Posted in A Note to Directors, Disentangling Thoughts on Theatre, Got Me Thinkin', Nuts & Bolts Stuff, Thoughts on Leadership on February 5, 2018 by RobALott

If quality comes quickly, it’s only because you’ve just arrived and only now have you begun paying attention to the work that’s already been done.

Trust Your Sense of Humor

Posted in Creativity, Disentangling Thoughts on Theatre, Got Me Thinkin' on January 29, 2018 by RobALott

Don’t try to get a laugh from your audience. Instead, give your audience an opportunity to laugh.

Deliver the punchline in the way you find funny.

Be careful not to fall into the trap of delivering the line the way you think the audience will find funny. They’ll sense your over-eager pleading for a laugh and shut it down.

It is actually your sense of humor the audience will key into and get behind.

Trust it.

Not All Audiences Are Created Equal

Posted in A Note to Directors, Disentangling Thoughts on Theatre, Got Me Thinkin' on January 22, 2018 by RobALott

What worked last show may not work this show.

What always kills may, this time, fall flat.

We must take into account all that an audience has dealt with just before the curtain goes up:

The weather.

The news of the day.

The traffic.

The time of day.

Even the day of the week.

All these things affect an audience’s response and engagement.

Every show must be performed solely and specifically for that independent audience.

If not, you might as well be the Country Bear Jamboree.

I Perform For…

Posted in Disentangling Thoughts on Theatre, Got Me Thinkin', Nuts & Bolts Stuff on January 15, 2018 by RobALott

“I perform for me.”

Then you should buy yourself a really nice video camera.

“I perform for my cast.”

Then you should invest in a really nice rehearsal space.

“I perform for the audience.”

Oh, then you should get yourself a checking account.

You Have to Get the Joke

Posted in Disentangling Thoughts on Theatre, Nuts & Bolts Stuff on December 18, 2017 by RobALott

The story goes…

The final call-back to work on a Mel Brooks project is to tell Mr. Brooks a joke.

Well, seeing as how Mel Brooks has already heard every joke there is, most of which he probably wrote himself, chances are good he’s not going to laugh.
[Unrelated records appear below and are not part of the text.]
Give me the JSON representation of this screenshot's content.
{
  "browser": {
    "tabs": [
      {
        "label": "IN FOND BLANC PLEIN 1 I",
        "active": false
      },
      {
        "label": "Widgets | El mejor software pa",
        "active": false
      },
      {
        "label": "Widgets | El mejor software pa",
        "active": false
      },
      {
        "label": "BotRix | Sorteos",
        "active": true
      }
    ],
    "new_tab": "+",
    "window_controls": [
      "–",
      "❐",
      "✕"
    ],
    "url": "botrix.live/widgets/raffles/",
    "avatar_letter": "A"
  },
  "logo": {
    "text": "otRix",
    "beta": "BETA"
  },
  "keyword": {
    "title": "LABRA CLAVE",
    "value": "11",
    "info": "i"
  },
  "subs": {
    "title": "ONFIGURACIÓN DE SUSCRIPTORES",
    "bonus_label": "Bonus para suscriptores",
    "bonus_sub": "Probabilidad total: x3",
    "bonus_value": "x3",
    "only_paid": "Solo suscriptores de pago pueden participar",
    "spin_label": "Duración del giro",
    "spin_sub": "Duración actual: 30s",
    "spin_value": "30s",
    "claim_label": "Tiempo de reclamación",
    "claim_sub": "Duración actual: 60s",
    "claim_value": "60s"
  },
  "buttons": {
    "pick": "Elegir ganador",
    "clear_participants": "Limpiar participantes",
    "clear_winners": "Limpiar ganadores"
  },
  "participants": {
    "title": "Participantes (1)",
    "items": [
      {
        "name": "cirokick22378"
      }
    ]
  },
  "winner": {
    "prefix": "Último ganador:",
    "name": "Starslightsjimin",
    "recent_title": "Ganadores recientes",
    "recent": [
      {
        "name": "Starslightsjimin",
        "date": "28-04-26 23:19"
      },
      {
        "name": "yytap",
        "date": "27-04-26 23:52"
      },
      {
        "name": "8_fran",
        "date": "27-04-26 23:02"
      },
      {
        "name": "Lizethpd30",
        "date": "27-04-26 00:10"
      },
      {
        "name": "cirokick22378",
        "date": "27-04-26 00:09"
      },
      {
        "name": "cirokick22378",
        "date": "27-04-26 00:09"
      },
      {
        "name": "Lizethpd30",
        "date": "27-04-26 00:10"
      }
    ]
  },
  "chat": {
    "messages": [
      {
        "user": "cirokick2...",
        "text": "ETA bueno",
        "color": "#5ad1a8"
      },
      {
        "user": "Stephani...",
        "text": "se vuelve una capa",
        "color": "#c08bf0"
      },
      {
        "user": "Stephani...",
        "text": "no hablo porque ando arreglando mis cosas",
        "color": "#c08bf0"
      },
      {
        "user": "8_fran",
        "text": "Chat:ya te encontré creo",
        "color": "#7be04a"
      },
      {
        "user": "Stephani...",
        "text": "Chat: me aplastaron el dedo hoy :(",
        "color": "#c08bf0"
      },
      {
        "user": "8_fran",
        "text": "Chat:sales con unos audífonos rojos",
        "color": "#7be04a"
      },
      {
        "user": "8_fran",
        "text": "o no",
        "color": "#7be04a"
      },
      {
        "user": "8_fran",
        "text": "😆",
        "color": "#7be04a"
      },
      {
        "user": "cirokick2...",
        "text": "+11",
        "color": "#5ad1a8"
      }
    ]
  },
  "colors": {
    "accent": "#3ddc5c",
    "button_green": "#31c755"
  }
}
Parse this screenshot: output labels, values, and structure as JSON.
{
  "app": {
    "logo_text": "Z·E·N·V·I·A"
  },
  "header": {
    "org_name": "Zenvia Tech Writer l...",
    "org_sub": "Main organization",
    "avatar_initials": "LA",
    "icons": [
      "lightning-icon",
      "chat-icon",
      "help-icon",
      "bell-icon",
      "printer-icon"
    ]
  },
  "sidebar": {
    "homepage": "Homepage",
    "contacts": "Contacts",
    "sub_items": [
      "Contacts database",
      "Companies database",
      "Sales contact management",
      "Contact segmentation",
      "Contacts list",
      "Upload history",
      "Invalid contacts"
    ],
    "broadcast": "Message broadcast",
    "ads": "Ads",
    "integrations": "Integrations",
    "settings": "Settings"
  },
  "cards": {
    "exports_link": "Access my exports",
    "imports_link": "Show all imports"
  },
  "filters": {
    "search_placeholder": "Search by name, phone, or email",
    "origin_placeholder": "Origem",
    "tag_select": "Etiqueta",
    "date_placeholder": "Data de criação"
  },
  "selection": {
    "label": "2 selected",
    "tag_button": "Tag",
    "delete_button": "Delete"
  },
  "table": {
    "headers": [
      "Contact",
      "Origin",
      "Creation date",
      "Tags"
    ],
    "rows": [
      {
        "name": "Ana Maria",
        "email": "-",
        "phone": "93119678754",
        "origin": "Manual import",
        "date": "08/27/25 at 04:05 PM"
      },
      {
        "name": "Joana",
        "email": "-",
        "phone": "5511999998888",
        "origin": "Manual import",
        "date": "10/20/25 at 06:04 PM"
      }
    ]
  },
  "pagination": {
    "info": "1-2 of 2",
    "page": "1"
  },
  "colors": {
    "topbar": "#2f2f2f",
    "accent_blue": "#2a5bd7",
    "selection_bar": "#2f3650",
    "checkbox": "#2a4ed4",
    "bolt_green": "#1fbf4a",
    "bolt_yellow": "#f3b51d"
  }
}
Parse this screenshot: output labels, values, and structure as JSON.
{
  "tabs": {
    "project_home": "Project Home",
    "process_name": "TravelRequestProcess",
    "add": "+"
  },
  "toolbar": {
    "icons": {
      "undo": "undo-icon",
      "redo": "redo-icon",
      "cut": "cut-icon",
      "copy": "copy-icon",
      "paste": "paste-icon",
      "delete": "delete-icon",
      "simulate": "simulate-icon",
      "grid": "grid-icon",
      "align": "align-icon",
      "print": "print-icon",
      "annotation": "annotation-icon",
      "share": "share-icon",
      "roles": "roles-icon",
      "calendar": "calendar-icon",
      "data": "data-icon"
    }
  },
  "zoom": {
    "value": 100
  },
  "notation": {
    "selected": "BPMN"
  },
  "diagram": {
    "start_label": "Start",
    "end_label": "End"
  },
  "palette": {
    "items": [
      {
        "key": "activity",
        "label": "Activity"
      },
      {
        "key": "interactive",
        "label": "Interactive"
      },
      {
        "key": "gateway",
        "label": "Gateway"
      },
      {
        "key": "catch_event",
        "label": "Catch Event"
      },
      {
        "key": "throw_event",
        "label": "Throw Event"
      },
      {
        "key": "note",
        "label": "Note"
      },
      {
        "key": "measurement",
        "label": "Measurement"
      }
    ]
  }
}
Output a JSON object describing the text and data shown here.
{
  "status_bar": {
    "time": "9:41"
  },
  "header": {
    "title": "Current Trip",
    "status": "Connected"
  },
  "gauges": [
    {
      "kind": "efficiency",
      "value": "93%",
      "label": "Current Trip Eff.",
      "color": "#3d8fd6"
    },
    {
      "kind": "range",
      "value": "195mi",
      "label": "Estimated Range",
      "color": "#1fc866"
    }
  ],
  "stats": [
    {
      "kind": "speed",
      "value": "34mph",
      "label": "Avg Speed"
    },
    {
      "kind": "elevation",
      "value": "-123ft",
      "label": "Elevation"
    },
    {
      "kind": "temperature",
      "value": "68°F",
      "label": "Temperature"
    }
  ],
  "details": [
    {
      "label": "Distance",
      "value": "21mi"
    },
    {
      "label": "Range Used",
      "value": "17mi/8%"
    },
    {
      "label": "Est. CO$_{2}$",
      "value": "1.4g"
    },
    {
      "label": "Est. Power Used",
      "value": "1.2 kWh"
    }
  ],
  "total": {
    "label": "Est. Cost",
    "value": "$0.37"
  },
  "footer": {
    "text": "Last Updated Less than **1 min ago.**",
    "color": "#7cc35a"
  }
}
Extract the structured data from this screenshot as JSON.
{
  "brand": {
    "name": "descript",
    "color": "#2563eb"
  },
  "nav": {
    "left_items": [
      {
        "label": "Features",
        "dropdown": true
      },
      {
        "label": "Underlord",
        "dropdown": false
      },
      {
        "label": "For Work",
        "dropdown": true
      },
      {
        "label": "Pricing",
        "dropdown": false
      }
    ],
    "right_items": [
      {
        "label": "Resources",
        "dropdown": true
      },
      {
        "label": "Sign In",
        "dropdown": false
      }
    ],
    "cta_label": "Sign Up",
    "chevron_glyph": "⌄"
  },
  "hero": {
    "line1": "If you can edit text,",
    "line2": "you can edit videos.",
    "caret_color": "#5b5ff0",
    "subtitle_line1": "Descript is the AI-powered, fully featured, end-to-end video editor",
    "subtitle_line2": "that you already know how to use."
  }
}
But, chances are also good you’ve already got the gig and he’s just making absolutely sure you know how to deliver a punchline, and that you’re not going to stumble over the set-up.

You don’t need to be funny to tell a joke. But you do need to get the joke in order to be able to tell it, and you do need to be funny to get a laugh.

Ownership

Posted in A Note to Directors, Disentangling Thoughts on Theatre, Got Me Thinkin', Thoughts on Leadership on December 11, 2017 by RobALott

“You might play the role, but the character doesn’t belong to you.”

To whom, then, does it belong?

If you aren’t able to give an actor ownership, then who do you suppose will take responsibility for the performance?

A Word of Caution: Be careful removing ownership of a character from the one closest to it. This is a recipe for dull, heartless, and uninspired performances.

Guide, direct, and influence for what should be most valued in a performance, of course.

But ownership has got to belong to the actor closest to the material, the character, and the performance.